Another casualty of the renewed dollar strength and with that lower risk appetite was copper. The white metal’s impressive recovery from the March low had already started to slow with the price of HG copper struggling to extend its gains beyond $3.1/lb. The rally seen across industrial metals, not least copper, in recent months has been driven by a post-pandemic recovery in Chinese demand supported by credit and scattered supply disruptions.
While the fundamental outlook remains supportive, the lack of fresh upward catalysts and an elevated net-long position held by speculators such as hedge funds and CTAs helped drive a correction to $2.91/lb this past week. Depending on the resilience among speculators and developments elsewhere, the price correction can potentially extend further towards the early August low at $2.77/lb.

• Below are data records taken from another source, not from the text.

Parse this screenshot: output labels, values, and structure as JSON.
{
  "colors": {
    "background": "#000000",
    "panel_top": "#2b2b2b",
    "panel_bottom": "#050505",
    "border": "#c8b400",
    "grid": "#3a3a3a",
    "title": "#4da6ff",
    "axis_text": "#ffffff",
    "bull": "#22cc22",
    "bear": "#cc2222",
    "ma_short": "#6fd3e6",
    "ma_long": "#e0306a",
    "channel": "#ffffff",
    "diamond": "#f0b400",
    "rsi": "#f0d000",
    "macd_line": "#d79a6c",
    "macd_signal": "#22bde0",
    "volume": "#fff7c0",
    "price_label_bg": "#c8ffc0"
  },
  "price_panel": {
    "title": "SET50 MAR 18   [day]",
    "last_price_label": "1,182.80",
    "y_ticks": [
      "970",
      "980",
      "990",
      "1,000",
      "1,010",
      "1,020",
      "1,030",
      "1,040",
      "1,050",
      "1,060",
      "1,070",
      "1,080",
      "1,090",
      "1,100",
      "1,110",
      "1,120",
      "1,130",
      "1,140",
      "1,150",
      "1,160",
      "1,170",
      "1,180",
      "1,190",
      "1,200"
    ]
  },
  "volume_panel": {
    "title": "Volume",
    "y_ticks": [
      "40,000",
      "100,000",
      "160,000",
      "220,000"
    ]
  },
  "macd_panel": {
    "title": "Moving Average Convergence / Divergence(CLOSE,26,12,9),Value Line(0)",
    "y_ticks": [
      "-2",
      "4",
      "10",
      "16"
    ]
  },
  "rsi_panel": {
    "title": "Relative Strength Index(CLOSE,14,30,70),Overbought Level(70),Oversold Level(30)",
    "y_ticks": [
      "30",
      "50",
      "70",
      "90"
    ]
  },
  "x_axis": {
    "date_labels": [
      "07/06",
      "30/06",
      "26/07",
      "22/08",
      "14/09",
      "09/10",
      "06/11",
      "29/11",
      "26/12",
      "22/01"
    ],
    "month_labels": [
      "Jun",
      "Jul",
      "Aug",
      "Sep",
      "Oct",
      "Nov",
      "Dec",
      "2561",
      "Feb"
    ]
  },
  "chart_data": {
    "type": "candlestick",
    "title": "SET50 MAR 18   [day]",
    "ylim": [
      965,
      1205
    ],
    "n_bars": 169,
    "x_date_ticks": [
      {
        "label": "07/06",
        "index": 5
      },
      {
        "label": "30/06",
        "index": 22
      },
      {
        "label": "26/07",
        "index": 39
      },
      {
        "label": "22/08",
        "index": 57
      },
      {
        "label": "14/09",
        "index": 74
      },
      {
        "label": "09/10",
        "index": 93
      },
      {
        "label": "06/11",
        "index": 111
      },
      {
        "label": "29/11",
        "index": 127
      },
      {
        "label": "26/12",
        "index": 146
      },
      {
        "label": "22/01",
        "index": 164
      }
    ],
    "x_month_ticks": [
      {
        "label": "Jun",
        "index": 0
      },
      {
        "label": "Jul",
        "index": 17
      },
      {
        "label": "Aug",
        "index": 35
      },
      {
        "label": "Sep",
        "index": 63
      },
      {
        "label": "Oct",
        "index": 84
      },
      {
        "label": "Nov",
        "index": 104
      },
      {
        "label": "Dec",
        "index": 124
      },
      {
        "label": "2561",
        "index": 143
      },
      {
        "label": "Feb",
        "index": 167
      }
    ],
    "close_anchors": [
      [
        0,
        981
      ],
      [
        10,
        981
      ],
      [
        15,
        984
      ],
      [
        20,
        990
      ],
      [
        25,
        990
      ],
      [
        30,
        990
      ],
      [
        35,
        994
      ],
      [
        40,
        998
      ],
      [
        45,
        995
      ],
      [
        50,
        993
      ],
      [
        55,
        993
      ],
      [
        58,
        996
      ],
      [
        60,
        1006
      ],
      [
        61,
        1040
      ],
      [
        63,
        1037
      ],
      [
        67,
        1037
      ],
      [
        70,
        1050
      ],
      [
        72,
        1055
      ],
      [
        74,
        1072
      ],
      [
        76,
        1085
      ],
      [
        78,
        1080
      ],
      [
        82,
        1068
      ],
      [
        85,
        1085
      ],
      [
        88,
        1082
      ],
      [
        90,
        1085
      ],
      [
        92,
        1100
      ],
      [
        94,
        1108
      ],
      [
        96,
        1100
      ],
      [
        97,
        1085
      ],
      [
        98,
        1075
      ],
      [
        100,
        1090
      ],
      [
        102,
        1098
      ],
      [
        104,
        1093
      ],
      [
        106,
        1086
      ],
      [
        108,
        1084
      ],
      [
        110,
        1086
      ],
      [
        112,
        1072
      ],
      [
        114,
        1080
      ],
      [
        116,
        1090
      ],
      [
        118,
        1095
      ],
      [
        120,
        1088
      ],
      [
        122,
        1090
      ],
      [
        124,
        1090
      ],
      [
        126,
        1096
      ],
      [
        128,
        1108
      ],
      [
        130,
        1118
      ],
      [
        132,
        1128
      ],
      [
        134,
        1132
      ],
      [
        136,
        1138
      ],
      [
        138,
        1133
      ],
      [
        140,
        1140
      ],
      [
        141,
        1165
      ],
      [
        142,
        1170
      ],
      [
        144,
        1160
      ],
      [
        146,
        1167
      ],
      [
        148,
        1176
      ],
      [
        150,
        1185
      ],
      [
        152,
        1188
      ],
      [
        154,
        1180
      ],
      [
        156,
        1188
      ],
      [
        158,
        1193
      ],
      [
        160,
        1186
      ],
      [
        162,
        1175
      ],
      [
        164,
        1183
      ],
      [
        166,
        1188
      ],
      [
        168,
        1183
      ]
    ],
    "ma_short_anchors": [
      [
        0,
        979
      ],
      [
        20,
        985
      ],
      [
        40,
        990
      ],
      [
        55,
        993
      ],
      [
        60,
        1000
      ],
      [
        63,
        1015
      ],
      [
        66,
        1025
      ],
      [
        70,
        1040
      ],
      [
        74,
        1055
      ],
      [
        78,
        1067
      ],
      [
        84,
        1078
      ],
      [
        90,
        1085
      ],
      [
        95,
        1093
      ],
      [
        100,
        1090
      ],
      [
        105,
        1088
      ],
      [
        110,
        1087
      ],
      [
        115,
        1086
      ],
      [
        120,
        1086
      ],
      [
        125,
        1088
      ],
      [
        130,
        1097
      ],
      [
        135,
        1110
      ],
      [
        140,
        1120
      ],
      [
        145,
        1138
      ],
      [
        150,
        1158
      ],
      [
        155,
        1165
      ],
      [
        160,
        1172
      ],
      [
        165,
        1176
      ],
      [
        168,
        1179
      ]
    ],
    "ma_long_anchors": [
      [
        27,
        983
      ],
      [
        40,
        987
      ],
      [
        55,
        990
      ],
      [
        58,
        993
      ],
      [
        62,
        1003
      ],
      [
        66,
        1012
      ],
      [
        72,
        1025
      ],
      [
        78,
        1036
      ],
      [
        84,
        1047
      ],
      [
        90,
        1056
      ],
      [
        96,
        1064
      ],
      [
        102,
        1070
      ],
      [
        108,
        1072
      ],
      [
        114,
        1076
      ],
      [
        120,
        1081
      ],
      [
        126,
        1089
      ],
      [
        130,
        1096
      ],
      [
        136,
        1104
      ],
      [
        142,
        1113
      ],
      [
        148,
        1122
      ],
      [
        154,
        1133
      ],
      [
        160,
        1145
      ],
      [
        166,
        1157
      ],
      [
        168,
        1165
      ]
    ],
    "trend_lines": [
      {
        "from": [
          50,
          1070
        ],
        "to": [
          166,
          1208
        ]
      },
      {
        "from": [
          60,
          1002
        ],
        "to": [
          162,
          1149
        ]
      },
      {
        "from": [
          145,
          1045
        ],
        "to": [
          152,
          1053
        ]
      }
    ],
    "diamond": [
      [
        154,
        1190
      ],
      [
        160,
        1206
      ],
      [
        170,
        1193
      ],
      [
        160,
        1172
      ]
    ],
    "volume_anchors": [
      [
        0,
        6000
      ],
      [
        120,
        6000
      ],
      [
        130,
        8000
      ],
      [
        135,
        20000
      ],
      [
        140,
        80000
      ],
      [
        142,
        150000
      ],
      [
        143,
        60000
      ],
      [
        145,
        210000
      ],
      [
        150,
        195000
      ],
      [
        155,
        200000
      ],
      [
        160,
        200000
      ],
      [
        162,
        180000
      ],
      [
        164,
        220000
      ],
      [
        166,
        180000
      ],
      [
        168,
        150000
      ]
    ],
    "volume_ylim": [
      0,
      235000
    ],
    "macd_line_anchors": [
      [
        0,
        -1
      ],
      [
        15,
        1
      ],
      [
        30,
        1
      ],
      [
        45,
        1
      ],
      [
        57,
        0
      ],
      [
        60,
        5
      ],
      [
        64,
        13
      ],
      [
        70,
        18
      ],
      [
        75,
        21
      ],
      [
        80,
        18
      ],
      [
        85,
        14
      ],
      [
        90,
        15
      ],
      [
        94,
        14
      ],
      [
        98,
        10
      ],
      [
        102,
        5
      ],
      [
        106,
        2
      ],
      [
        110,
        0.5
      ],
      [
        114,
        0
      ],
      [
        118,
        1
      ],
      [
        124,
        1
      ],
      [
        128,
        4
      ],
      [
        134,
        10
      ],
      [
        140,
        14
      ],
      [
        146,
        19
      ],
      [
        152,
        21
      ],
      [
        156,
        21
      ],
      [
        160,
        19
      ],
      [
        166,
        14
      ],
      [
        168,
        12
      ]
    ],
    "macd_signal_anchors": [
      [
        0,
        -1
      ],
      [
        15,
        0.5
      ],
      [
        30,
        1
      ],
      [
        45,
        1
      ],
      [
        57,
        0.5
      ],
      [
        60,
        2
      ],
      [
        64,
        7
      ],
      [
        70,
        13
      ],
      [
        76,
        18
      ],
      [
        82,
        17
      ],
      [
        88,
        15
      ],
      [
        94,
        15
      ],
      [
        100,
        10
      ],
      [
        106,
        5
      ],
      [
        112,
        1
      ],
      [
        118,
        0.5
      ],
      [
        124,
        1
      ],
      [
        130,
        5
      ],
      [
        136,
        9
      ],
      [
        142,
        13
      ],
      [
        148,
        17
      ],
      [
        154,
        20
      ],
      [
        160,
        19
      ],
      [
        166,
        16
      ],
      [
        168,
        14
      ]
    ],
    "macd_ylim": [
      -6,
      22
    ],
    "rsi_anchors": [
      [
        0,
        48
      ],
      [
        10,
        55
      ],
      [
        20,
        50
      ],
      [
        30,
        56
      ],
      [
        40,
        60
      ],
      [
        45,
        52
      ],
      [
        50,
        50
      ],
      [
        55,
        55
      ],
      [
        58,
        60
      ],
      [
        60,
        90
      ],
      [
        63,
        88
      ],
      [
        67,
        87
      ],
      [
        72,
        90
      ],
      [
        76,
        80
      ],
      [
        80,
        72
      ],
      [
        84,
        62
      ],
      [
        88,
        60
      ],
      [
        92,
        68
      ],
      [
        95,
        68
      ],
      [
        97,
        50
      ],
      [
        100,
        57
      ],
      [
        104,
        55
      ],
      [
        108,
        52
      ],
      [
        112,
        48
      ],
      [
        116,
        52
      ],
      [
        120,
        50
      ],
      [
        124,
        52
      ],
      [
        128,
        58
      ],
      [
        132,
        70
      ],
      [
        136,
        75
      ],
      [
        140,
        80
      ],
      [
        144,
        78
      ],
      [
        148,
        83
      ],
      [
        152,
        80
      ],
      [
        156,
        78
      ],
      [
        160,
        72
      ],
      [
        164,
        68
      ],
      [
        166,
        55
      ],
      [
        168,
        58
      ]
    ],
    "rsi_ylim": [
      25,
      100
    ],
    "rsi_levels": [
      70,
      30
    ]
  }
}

Despite several headwinds, crude oil managed to avoid the selling seen across other commodities. While down on the week, it still managed to put up a defence despite doubts about the rebound in demand with lockdown measures on the rise, together with the risk of rising supply and the stronger dollar. All perhaps signs that the market had taken note of the strong verbal intervention given by the Saudi Energy Minister Prince Abdulaziz bin Salman. At the recent OPEC+ meeting he condemned members that tried to get away with pumping too much crude while also challenging short sellers in the futures market who in the week to September 11 held a combine 250 million barrel short in WTI and Brent crude oil.
Additional support came from an across the board weekly drop in U.S. crude oil and product stocks and a monthly survey from the Dallas Fed in which they asked 160 executives from the oil and gas firms questions about the current state of the market. Some 66% replied that U.S. production had already peaked, and the vast majority needed a WTI price above $50/b in order to substantially increase the U.S. oil rig count. On that basis, with the current lack of progress towards higher prices, we may see a further drop in U.S. oil production over the coming months.
Lower U.S. production and elevated stock levels around the world have supported a reduction in WTI’s discount to Brent to less than two dollars per barrel. Overall, however, we remain skeptical about crude oil’s short-term ability to move higher and as per the chart below Brent crude is currently stuck in a range between $39.50/b to the downside, while resistance is at $43.60/b where both the 50 and 200-day moving averages meet.